== Required action ==
An exact copy of every entry is needed, without any of the pictures.
======
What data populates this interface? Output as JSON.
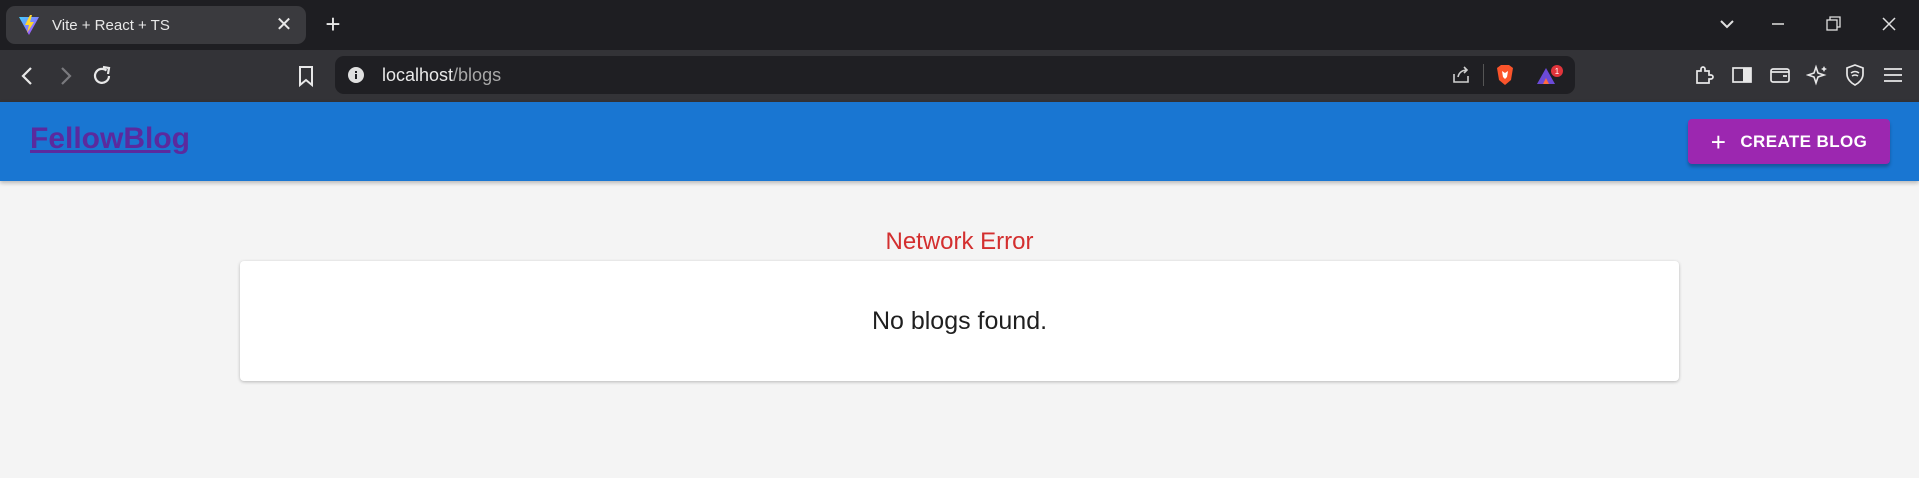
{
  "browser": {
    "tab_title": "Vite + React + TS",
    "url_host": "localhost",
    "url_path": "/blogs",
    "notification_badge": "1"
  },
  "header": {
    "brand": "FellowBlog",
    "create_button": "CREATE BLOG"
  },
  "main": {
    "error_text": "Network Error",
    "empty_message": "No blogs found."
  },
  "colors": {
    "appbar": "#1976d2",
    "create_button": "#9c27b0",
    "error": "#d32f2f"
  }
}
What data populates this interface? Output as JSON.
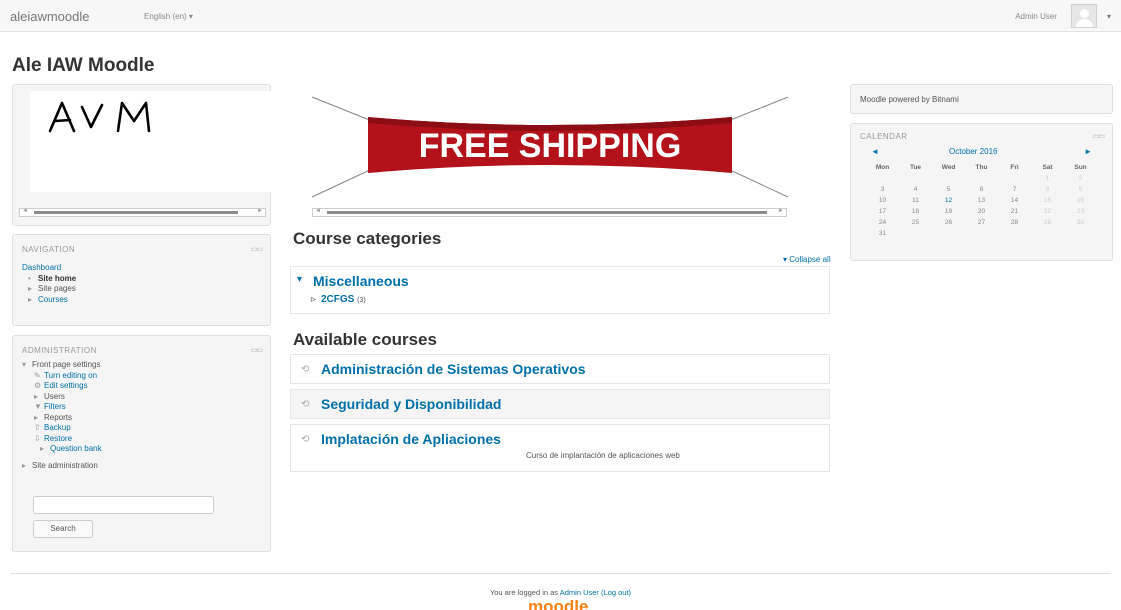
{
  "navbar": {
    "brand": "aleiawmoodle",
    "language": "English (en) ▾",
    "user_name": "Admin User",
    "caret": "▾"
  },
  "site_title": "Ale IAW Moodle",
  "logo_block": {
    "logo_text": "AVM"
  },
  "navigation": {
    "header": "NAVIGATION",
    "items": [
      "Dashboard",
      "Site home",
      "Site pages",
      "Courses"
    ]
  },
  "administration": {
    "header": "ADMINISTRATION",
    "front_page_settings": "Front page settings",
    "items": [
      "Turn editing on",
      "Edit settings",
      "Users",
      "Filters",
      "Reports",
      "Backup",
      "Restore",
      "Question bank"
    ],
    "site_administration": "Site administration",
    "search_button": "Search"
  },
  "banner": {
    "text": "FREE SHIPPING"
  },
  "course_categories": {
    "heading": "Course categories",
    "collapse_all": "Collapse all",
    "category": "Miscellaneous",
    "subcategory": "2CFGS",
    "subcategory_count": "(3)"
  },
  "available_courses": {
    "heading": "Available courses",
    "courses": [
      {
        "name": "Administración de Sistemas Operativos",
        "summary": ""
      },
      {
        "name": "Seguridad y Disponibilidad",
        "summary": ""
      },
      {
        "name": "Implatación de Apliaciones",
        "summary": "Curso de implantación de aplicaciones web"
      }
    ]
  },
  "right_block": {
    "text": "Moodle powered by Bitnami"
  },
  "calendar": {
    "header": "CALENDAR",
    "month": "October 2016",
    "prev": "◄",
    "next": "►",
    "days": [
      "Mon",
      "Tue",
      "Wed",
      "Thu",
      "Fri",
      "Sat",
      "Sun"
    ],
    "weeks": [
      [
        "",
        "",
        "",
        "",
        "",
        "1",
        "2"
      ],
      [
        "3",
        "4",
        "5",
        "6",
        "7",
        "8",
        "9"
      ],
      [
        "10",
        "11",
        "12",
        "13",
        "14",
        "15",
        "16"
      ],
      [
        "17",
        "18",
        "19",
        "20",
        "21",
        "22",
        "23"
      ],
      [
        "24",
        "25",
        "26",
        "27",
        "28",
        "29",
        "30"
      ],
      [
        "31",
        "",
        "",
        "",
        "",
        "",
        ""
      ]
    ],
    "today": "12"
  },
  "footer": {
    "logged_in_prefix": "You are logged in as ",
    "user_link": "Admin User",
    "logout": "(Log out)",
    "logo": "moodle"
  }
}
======
== Response to the exercise ==
What data populates this interface? Output as JSON.
{
  "browser": {
    "tab_title": "Vite + React + TS",
    "url_host": "localhost",
    "url_path": "/blogs",
    "notification_badge": "1"
  },
  "header": {
    "brand": "FellowBlog",
    "create_button": "CREATE BLOG"
  },
  "main": {
    "error_text": "Network Error",
    "empty_message": "No blogs found."
  },
  "colors": {
    "appbar": "#1976d2",
    "create_button": "#9c27b0",
    "error": "#d32f2f"
  }
}
What data populates this interface? Output as JSON.
{
  "navbar": {
    "brand": "aleiawmoodle",
    "language": "English (en) ▾",
    "user_name": "Admin User",
    "caret": "▾"
  },
  "site_title": "Ale IAW Moodle",
  "logo_block": {
    "logo_text": "AVM"
  },
  "navigation": {
    "header": "NAVIGATION",
    "items": [
      "Dashboard",
      "Site home",
      "Site pages",
      "Courses"
    ]
  },
  "administration": {
    "header": "ADMINISTRATION",
    "front_page_settings": "Front page settings",
    "items": [
      "Turn editing on",
      "Edit settings",
      "Users",
      "Filters",
      "Reports",
      "Backup",
      "Restore",
      "Question bank"
    ],
    "site_administration": "Site administration",
    "search_button": "Search"
  },
  "banner": {
    "text": "FREE SHIPPING"
  },
  "course_categories": {
    "heading": "Course categories",
    "collapse_all": "Collapse all",
    "category": "Miscellaneous",
    "subcategory": "2CFGS",
    "subcategory_count": "(3)"
  },
  "available_courses": {
    "heading": "Available courses",
    "courses": [
      {
        "name": "Administración de Sistemas Operativos",
        "summary": ""
      },
      {
        "name": "Seguridad y Disponibilidad",
        "summary": ""
      },
      {
        "name": "Implatación de Apliaciones",
        "summary": "Curso de implantación de aplicaciones web"
      }
    ]
  },
  "right_block": {
    "text": "Moodle powered by Bitnami"
  },
  "calendar": {
    "header": "CALENDAR",
    "month": "October 2016",
    "prev": "◄",
    "next": "►",
    "days": [
      "Mon",
      "Tue",
      "Wed",
      "Thu",
      "Fri",
      "Sat",
      "Sun"
    ],
    "weeks": [
      [
        "",
        "",
        "",
        "",
        "",
        "1",
        "2"
      ],
      [
        "3",
        "4",
        "5",
        "6",
        "7",
        "8",
        "9"
      ],
      [
        "10",
        "11",
        "12",
        "13",
        "14",
        "15",
        "16"
      ],
      [
        "17",
        "18",
        "19",
        "20",
        "21",
        "22",
        "23"
      ],
      [
        "24",
        "25",
        "26",
        "27",
        "28",
        "29",
        "30"
      ],
      [
        "31",
        "",
        "",
        "",
        "",
        "",
        ""
      ]
    ],
    "today": "12"
  },
  "footer": {
    "logged_in_prefix": "You are logged in as ",
    "user_link": "Admin User",
    "logout": "(Log out)",
    "logo": "moodle"
  }
}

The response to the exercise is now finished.